Complacency in the absence of symptoms and entitlement in the presence of is the disease of what we call healthcare today. Personal and individual responsibility to improve one’s health on a daily basis is the cure.

What A Day!!!

On Saturday I had my annual Patient Appreciation Day and Anniversary party. We had a fantastic turnout. The party went from 10-2:00 pm and in that time I adjusted a little over 100 patients. My awesome massage therapist gave 40 chair massages much to the delight of all who were actually able to receive one. The place was packed and the food was stellar! In all, I cannot think of too many better ways to spend a Saturday then helping that many people improve their health.

The week before I saw new patients at no charge. That included the x-rays. I am actually going to continue the promotion informally this week, as well.

I want to express my appreciation to all who helped and all who came. I am grateful to have so many patients that I can call my friends!

“Nothing Helps My Mid Back Pain!”


At least once a week I get a person in here who presents with mid back pain that is dull and achy but can go really sharp. It is a stabbing pain that feels like a knife going right through to the front. Taking a deep breath is difficult and forget about sneezing, coughing or laughing. Often times they feel like they are having a heart attack because of the tightness, the altered breathing and because it can even refer pain into the arm.

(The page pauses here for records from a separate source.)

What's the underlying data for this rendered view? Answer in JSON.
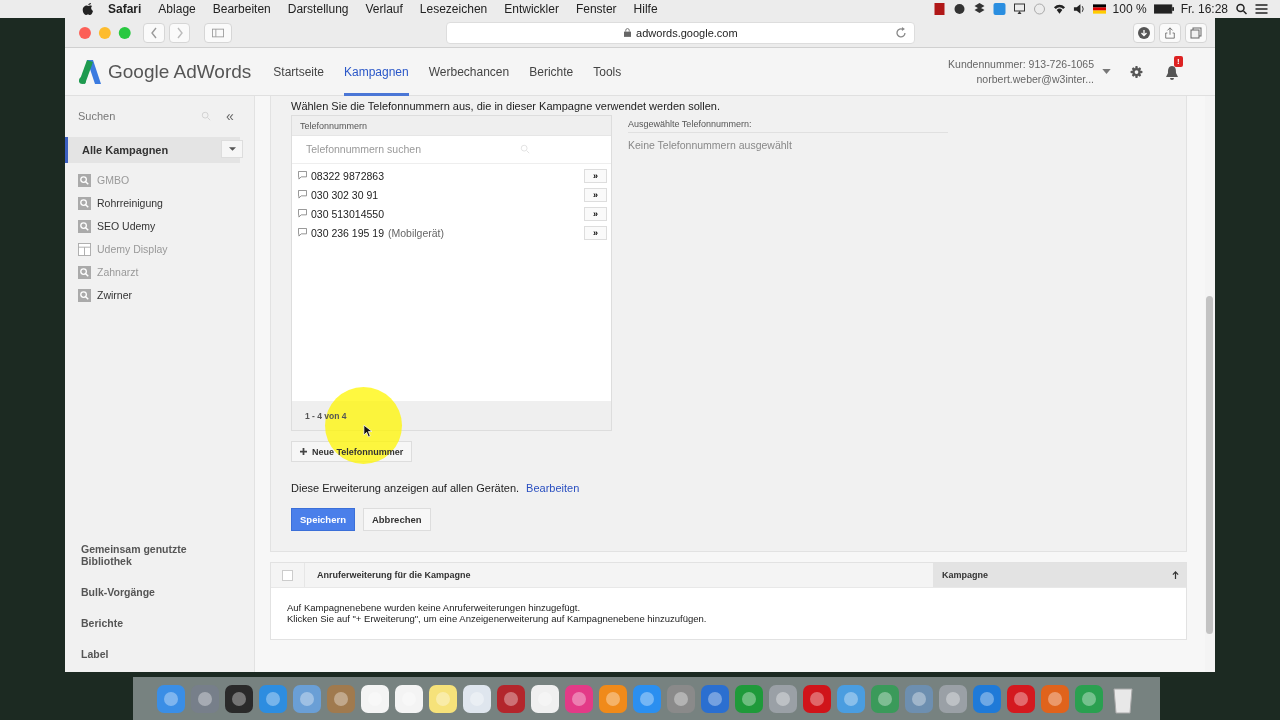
{
  "menu_bar": {
    "app": "Safari",
    "menus": [
      "Ablage",
      "Bearbeiten",
      "Darstellung",
      "Verlauf",
      "Lesezeichen",
      "Entwickler",
      "Fenster",
      "Hilfe"
    ],
    "battery": "100 %",
    "clock": "Fr. 16:28"
  },
  "browser": {
    "url": "adwords.google.com"
  },
  "header": {
    "logo": "Google AdWords",
    "nav": [
      {
        "label": "Startseite",
        "selected": false
      },
      {
        "label": "Kampagnen",
        "selected": true
      },
      {
        "label": "Werbechancen",
        "selected": false
      },
      {
        "label": "Berichte",
        "selected": false
      },
      {
        "label": "Tools",
        "selected": false
      }
    ],
    "customer_number": "Kundennummer: 913-726-1065",
    "account": "norbert.weber@w3inter...",
    "notification_badge": "!"
  },
  "sidebar": {
    "search_placeholder": "Suchen",
    "collapse": "«",
    "all_campaigns": "Alle Kampagnen",
    "campaigns": [
      {
        "name": "GMBO",
        "kind": "search",
        "disabled": true
      },
      {
        "name": "Rohrreinigung",
        "kind": "search",
        "disabled": false
      },
      {
        "name": "SEO Udemy",
        "kind": "search",
        "disabled": false
      },
      {
        "name": "Udemy Display",
        "kind": "display",
        "disabled": true
      },
      {
        "name": "Zahnarzt",
        "kind": "search",
        "disabled": true
      },
      {
        "name": "Zwirner",
        "kind": "search",
        "disabled": false
      }
    ],
    "links": [
      "Gemeinsam genutzte Bibliothek",
      "Bulk-Vorgänge",
      "Berichte",
      "Label"
    ]
  },
  "phone_picker": {
    "instruction": "Wählen Sie die Telefonnummern aus, die in dieser Kampagne verwendet werden sollen.",
    "list_heading": "Telefonnummern",
    "search_placeholder": "Telefonnummern suchen",
    "numbers": [
      {
        "number": "08322 9872863",
        "add": "»"
      },
      {
        "number": "030 302 30 91",
        "add": "»"
      },
      {
        "number": "030 513014550",
        "add": "»"
      },
      {
        "number": "030 236 195 19",
        "note": "(Mobilgerät)",
        "add": "»"
      }
    ],
    "pagination": "1 - 4 von 4",
    "new_button": "Neue Telefonnummer",
    "selected_heading": "Ausgewählte Telefonnummern:",
    "selected_empty": "Keine Telefonnummern ausgewählt"
  },
  "device_note": {
    "text": "Diese Erweiterung anzeigen auf allen Geräten.",
    "link": "Bearbeiten"
  },
  "buttons": [
    {
      "label": "Speichern",
      "kind": "primary"
    },
    {
      "label": "Abbrechen",
      "kind": "secondary"
    }
  ],
  "table": {
    "select_all": {
      "checked": false
    },
    "columns": [
      "Anruferweiterung für die Kampagne",
      "Kampagne"
    ],
    "empty_message": [
      "Auf Kampagnenebene wurden keine Anruferweiterungen hinzugefügt.",
      "Klicken Sie auf \"+ Erweiterung\", um eine Anzeigenerweiterung auf Kampagnenebene hinzuzufügen."
    ]
  }
}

That, my friends, is a rib subluxation. The worst part about it, besides the unbearable pain, is that unless you address the concern directly, it can linger for a long time and go chronic. It is also something that doctors, including chiropractors, don’t always look at and don’t always know how to handle.

Luckily for me (insert tongue into cheek), I have a rib that subluxates quite often and have had it since I was 20. It was the cause of of miserable pain and some nasty heart burn (another topic of conversation that we can address later). When I finally found a chiropractor who figured out that it was, in fact, a rib and not my neck or a thoracic vertebra that had subluxated, then adjusted it properly, it was heaven. Since then, I make sure to educate my patients that have a history of rib subluxtions to let me know if it is acting up before I get too far into adjusting the spine. Otherwise, we can keep adjusting and never quite see full improvement.

Does This Frustrate You?

I was talking to a patient the other day about the problems she was having with her feet. The symptoms didn’t seem to be consitent with any musculoskeletal trauma and the presentation was a little vague (generalized pain but in the joint line, kind of achy, hurt at random times, etc.) At the same time, she has also been complaning  that her psoriais is acting up. This sparked a thought in my brain that she may be suffering from psoriatic arthritis. 

I told her to look up some information and also to talk to her MD about it to see if he woul do any follow up testing. She reported back later that when she mentioned it to him he said, without even examining the foot, “I dont’ think it’s that.” To which the patient replied, “What do think it is then?” The doctor said, “I have no idea.” 

WHAT? How can you say it is not something but also say you have no idea what it is? Does this make sense? If it were completely out of the range of possibilites like, “Hey doc my ankle hurts do you think I may have been bitten by a cobra while in bed last night (assuming you don’t live in India)?,” then I could see answering the way he did. But please, give the patient a break! At least tell her why you don’t think it is psoriatic arthritis. Better yet, try diagnosing for real before you rule out something. Frustrating!